By the time Reinhardt's body had been taken form the cellar more than two hours had elapsed since the first alarm was given, and no flame had been seen. Only the smoke. The single ambulance from Hudson Street Hospital was early found inadequate, and Capt. Cross, who was on hand with the reserves from the Leonard, Church, and Elizabeth Police Stations, sent on a hurry call for ambulances.

Superintendent Murphy arrived with three ambulances and six doctors from Bellevue, and two ambulances came from the New York and St. Vincent's Hospitals. All the doctors were kept busy for some time. Nearly every fireman who inhaled the deadly smoke was for a greater or less time under their care during the five hours' fight with the fire.

The older firemen declared ammonia or some other chemical was burning but Mr. Gair said there was nothing but paper and twine in the cellar. Mr. Wills's ice-making machinery is situated in the building, 143 Reade Street, and is connected only with the storage warehouses by the pipes which convey the cold brine to the storage chambers.

Whatever caused the smoke it was deadly, and the fire was the most obstinate, police and firemen declared, they had ever handled.

Fire Makes Its Appearance.

It was past 11 o'clock before a ruddy glare seen through the hewn-out walling of the third story window showed that the smoldering paper had burst into flame and that the fire had subtly crept up the interior wood lining of the store to the storage rooms above. Almost simultaneously a sheet of flame illuminating the sky told that the roof was afire. Haalf [sic] a dozen hose pipes were soon beating on the flames from the adjoining roofs. The heavy fire walls dividing 161 from 163 helped the firemen confine the fire to the building in which it started. At 12:00 o'clock one of the big storage tanks exploded with a roar, sending a shower of sparks aloft and driving the firemen on the roof to shelter. No one was hurt.

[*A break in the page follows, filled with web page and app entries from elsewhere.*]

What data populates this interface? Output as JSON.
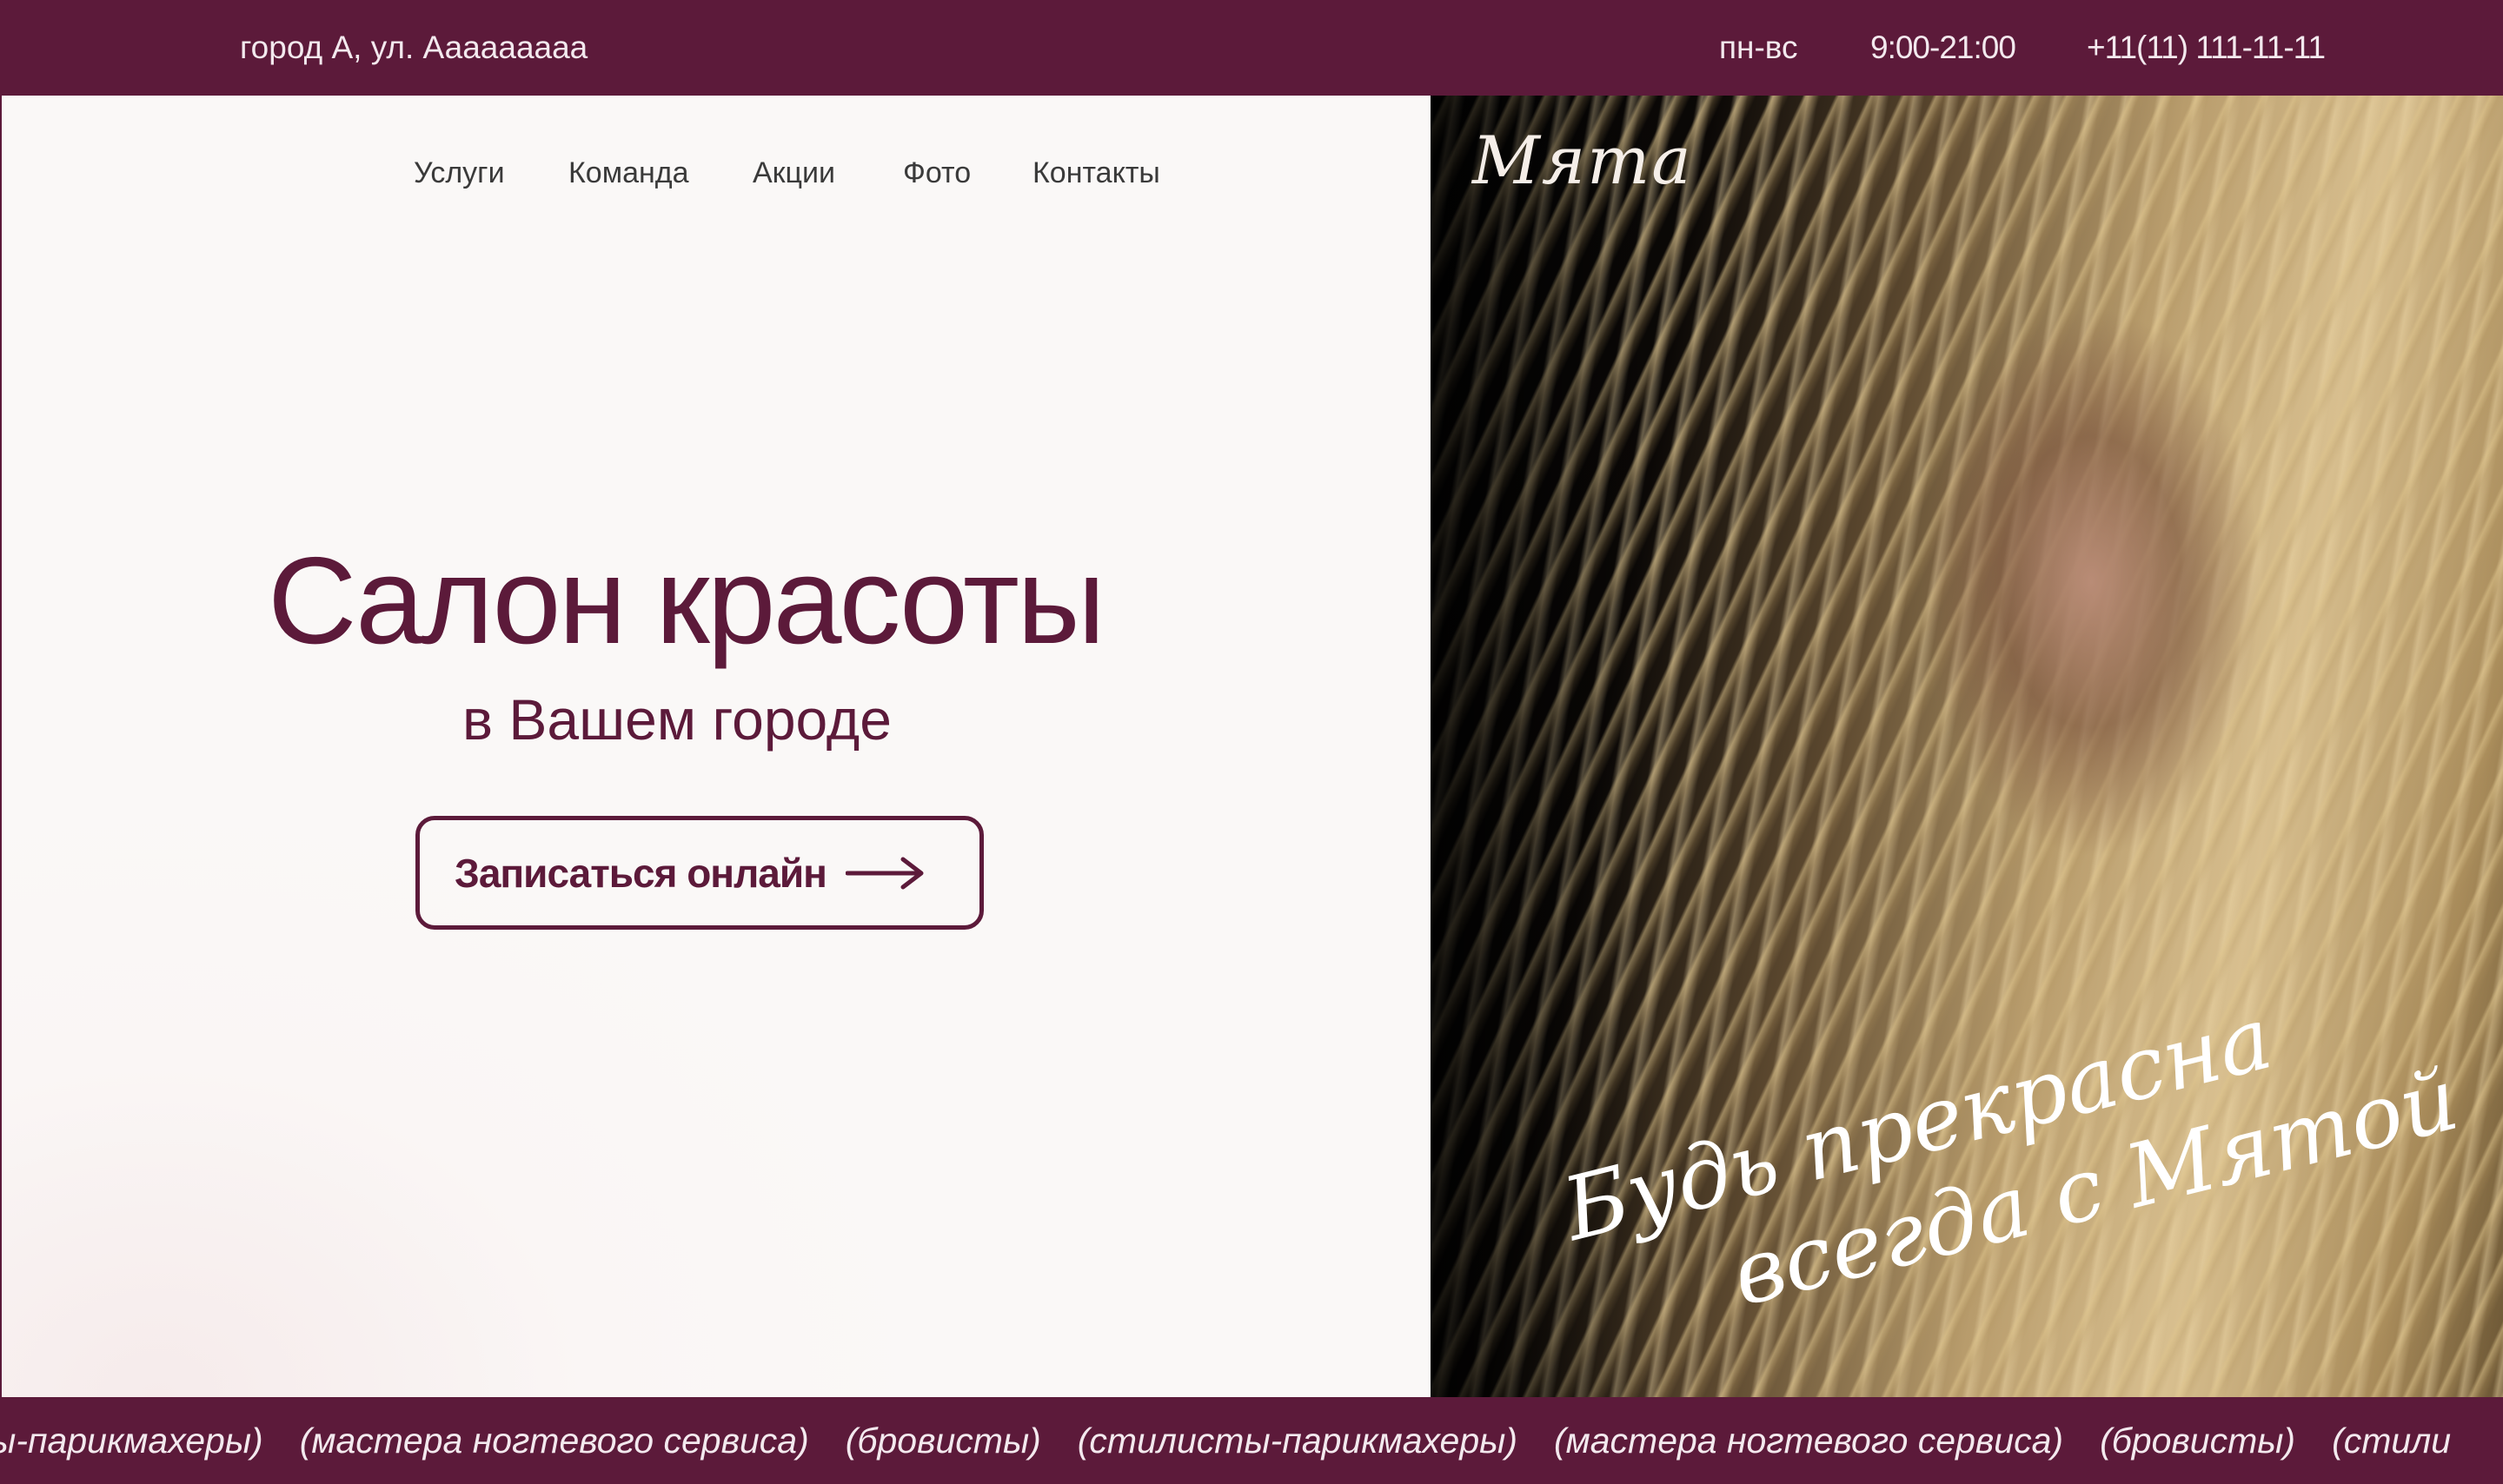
{
  "topbar": {
    "address": "город А, ул. Ааааааааа",
    "days": "пн-вс",
    "hours": "9:00-21:00",
    "phone": "+11(11) 111-11-11"
  },
  "nav": {
    "items": [
      {
        "label": "Услуги"
      },
      {
        "label": "Команда"
      },
      {
        "label": "Акции"
      },
      {
        "label": "Фото"
      },
      {
        "label": "Контакты"
      }
    ]
  },
  "hero": {
    "title": "Салон красоты",
    "subtitle": "в Вашем городе",
    "cta_label": "Записаться онлайн",
    "cta_icon": "arrow-right-icon"
  },
  "photo": {
    "logo": "Мята",
    "slogan_line1": "Будь прекрасна",
    "slogan_line2": "всегда с Мятой"
  },
  "ticker": {
    "items": [
      "ты-парикмахеры)",
      "(мастера ногтевого сервиса)",
      "(бровисты)",
      "(стилисты-парикмахеры)",
      "(мастера ногтевого сервиса)",
      "(бровисты)",
      "(стили"
    ]
  },
  "colors": {
    "brand": "#5c1a3a",
    "background": "#faf7f6",
    "nav_text": "#3a3a3a"
  }
}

All through the fight with the smoke and flames the firemen had been hindered by the difficulty of obtaining entrance to the burning building. The smoke in the front was for a time an insurmountable obstacle, and the Reade Street entrance to the cellar was blocked by two heavy disabled engines that formerly worked the freezing pumps for Wills Brothers. The walled-up windows defied their axes, and water seemed to have little or no effect on the flames.

Within twenty minutes from the time the first alarm was given every engine west of Park Row and the Bowery and south of Spring Street was pumping water into the threatened building. There were Engines Nos. 29, 27, 7, 12, 4, 6, 31, 13, 20, 35, 30, 9, and 32, with the crews of the fireboats New Yorker and Zophar Mills, and Hook and Ladder Companies Nos. 1, 10, 8, and 6.

Fire Commissioner Sturgis was present, too, gazing with admiration at the firemen working at the first really big fire they have had to contend with since he was appointed to the department.

The police had hard work restraining the volunteers who crowded about offering assistance as soon as the news had spread of the sufferings of the firemen. Proprietor Wildey of the Cosmopolitan Hotel offered the ambulance corps the free use of his house, and told his bartenders that everything was free to the uniformed firemen, police, and surgeons.

It was 1:30 o'clock this morning when Chief Bonner declared the fire under control, and sent some of the engines and men back to their quarters.

The police estimate that the loss will exceed $350,000. The merchandise in storage in the care of the Merchants' Refrigerating Company is insured for $300,000, and Mr. Wills said it will be a total loss.

The stock of Mr. Gair is estimated at $25,000, and that, too, is lost. The buildings which are owned by Mr. Gair will suffer at least to the extent of $50,000.

No estimate can be made of the damage to the storage companies' fixtures. Those in the building 163 Chambers Street will probably be totally destroyed. All the losses are covered by insurance.

The New York Times, New York, NY 7 May 1897